Stored items —
****

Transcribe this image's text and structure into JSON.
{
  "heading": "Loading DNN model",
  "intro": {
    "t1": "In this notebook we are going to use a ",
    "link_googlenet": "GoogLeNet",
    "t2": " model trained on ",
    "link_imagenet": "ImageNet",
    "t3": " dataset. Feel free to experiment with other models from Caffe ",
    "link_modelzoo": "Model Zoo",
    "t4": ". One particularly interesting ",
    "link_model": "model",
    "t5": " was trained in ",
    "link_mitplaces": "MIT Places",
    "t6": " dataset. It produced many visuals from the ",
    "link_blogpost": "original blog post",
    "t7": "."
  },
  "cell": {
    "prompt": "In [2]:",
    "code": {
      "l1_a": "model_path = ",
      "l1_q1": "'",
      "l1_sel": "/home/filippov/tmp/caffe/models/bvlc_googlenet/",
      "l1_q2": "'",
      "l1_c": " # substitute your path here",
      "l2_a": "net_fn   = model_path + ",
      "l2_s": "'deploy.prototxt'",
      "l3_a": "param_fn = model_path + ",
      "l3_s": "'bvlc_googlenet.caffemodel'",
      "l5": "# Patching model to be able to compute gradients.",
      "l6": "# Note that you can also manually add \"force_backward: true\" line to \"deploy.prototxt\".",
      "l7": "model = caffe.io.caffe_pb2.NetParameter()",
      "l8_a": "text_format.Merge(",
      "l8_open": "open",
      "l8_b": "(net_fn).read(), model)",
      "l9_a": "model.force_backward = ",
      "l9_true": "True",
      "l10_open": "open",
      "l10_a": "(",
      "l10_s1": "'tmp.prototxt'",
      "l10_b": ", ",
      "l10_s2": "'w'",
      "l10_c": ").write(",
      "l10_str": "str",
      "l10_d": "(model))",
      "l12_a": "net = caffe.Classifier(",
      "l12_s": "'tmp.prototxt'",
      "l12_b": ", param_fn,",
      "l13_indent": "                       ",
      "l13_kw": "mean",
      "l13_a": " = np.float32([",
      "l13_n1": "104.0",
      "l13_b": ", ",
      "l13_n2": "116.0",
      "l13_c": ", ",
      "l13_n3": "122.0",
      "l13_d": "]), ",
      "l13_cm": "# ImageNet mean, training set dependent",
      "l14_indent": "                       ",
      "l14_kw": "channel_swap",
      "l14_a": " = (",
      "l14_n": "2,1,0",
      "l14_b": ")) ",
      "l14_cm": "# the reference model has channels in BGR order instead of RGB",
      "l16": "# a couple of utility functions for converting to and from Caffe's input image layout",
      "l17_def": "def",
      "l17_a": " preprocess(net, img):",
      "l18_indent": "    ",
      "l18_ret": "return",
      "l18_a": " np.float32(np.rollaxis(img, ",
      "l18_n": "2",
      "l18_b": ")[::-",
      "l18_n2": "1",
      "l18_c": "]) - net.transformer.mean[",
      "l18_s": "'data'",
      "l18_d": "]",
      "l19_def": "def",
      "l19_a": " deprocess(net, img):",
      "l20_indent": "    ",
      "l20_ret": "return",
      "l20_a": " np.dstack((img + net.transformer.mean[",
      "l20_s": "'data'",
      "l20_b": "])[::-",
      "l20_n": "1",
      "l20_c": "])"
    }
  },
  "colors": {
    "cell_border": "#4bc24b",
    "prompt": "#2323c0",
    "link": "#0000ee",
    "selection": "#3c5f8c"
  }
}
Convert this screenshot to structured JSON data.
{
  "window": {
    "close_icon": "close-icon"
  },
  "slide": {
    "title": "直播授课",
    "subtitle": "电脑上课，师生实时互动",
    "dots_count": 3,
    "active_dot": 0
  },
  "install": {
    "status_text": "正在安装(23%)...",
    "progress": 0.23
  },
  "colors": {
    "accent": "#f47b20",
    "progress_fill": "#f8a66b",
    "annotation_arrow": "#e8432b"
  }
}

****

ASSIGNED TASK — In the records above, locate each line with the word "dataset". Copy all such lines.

SOLUTION TO THE EXERCISE —
    "t3": " dataset. Feel free to experiment with other models from Caffe ",
    "t6": " dataset. It produced many visuals from the ",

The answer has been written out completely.